Whether you’re a business luncher, a lady who lunches, a lucky lad of leisure or a late riser who needs to eat your hangover away, whatever your midday circumstance may be, Buenos Aires is heaving with lunch promo specials. Known locally as the menú del día (daily menu) or menus ejecutivos (executive menus), during weekdays restaurants are offering daily set menus, usually including a variation of a starter, main course, dessert and a drink. While many of these restaurants cost a hefty dinner price, lunchtime specials make for the ideal opportunity to visit new, tasty hot spots and eat like a king for a fraction of the price…

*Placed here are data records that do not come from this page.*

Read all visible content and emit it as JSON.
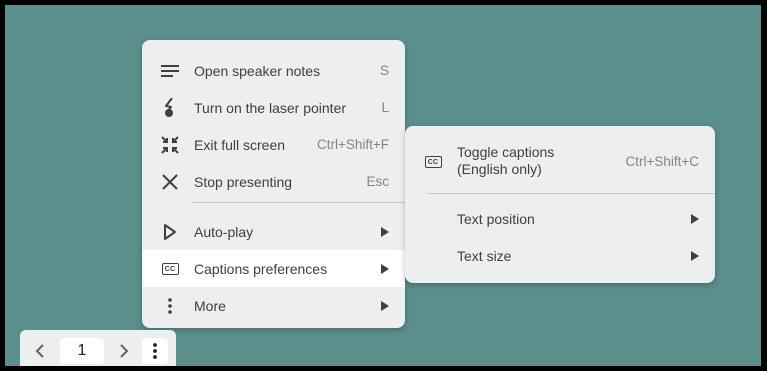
{
  "main_menu": {
    "items": [
      {
        "label": "Open speaker notes",
        "shortcut": "S",
        "icon": "notes-icon"
      },
      {
        "label": "Turn on the laser pointer",
        "shortcut": "L",
        "icon": "laser-pointer-icon"
      },
      {
        "label": "Exit full screen",
        "shortcut": "Ctrl+Shift+F",
        "icon": "exit-fullscreen-icon"
      },
      {
        "label": "Stop presenting",
        "shortcut": "Esc",
        "icon": "close-icon"
      },
      {
        "label": "Auto-play",
        "icon": "play-icon",
        "submenu": true
      },
      {
        "label": "Captions preferences",
        "icon": "closed-captions-icon",
        "submenu": true,
        "highlighted": true
      },
      {
        "label": "More",
        "icon": "more-vert-icon",
        "submenu": true
      }
    ]
  },
  "submenu": {
    "items": [
      {
        "label_line1": "Toggle captions",
        "label_line2": "(English only)",
        "shortcut": "Ctrl+Shift+C",
        "icon": "closed-captions-icon"
      },
      {
        "label": "Text position",
        "submenu": true
      },
      {
        "label": "Text size",
        "submenu": true
      }
    ]
  },
  "toolbar": {
    "page_number": "1",
    "cc_text": "CC"
  },
  "colors": {
    "background": "#5b8f8c",
    "menu": "#eceeef",
    "highlight": "#ffffff",
    "text": "#3c4043",
    "shortcut": "#80868b"
  }
}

From its beginnings as a riverside settlement, to its present day status as one of the world’s largest cities 400 years later, Buenos Aires has fit an awful lot in. It’s been wealthy and glorious, it’s been battered and broke. Its life, as scientist Jared Diamond would say, has ben shaped by guns, germs and steel. Yet such is the city’s short, intense life, most of the influential buildings are still here to be seen and explored, the museums add essential detail, while the tombs of the country’s great, good and downright dastardly can still be seen in the great city of the dead: Recoleta Cemetery.

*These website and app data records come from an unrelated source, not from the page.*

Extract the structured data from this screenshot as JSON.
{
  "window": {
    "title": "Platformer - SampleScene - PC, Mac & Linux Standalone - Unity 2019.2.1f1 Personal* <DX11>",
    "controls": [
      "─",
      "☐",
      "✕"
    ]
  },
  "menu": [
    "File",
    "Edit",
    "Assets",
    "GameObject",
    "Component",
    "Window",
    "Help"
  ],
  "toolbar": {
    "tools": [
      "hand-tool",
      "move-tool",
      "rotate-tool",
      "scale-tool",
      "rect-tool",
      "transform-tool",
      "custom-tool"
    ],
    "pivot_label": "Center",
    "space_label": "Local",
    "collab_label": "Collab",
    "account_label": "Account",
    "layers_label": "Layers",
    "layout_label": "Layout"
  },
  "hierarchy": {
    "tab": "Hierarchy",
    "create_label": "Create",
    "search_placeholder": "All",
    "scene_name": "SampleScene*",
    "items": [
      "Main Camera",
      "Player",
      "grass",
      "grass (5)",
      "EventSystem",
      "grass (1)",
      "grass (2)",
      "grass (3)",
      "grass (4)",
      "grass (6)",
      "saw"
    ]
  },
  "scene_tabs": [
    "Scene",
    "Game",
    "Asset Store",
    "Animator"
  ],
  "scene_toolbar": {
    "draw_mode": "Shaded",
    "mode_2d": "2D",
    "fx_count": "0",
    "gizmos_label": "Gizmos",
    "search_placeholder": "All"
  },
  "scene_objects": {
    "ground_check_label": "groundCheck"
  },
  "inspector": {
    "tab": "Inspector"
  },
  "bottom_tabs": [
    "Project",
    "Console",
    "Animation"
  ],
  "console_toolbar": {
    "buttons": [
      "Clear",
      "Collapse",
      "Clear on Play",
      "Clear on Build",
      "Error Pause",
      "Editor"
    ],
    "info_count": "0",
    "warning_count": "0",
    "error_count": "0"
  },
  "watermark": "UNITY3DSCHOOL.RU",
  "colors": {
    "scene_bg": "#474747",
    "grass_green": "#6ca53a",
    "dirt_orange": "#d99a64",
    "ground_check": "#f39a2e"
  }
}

Organised by GAJO, a group of young Argentine chefs using local products to take their cuisine to a new level, Masticar was certainly the largest such event Buenos Aires has seen, with producers, food stands and wine tastings in abundance. Although no fixed date has been set for round two, now that summer is drawing to a close it can’t be far off. In the meantime, here’s the lowdown on where to get a farmers’ market experience in BA.
Granted, any walking tour of eateries requires an impressive predilection for gluttony and a stomach the size of which would, frankly, be a physiological anomaly. The eyes, as the idiom would suggest, are bigger than the tummy – and that’s exactly what this walking tour is: a feast for the eyes from which you can pick from a smorgasbord (a veritable All-You-Can-Eat buffet – a tenedor libre) whatever gastronomic delight takes your fancy.
Restaurateur, sommelier and consultant Aldo Graziani of Aldo’s Vinoteca fame talks to Andrew Catchpole about a life immersed in Argentinian wine. Q: What sparked your love of wine? Aldo: “In Argentina the wine culture is very old, you grow up with wine in your house every day…”
Buenos Aires and its porteño residents have never been a particularly disciplined lot, so the idea of sending visitors on a traditional sightseeing tour complete with an officious flag-bearing guide is wrong on all accounts. However, BA, as creative as it is, offers a whole host of alternative ways to see the city via its street art, boutiques, sacred grape and a photography workshop.
An Englishman, two American women and an Argentine of uncertain gender (their words, not mine) walk into a Buenos Aires bar… and take to the stage for a night of rip-roaring comedy and gags in English. That’s right, folks – the city that is home to the Tower of the English People and British-built railway tracks now hosts a weekly comedy night in the very same English language…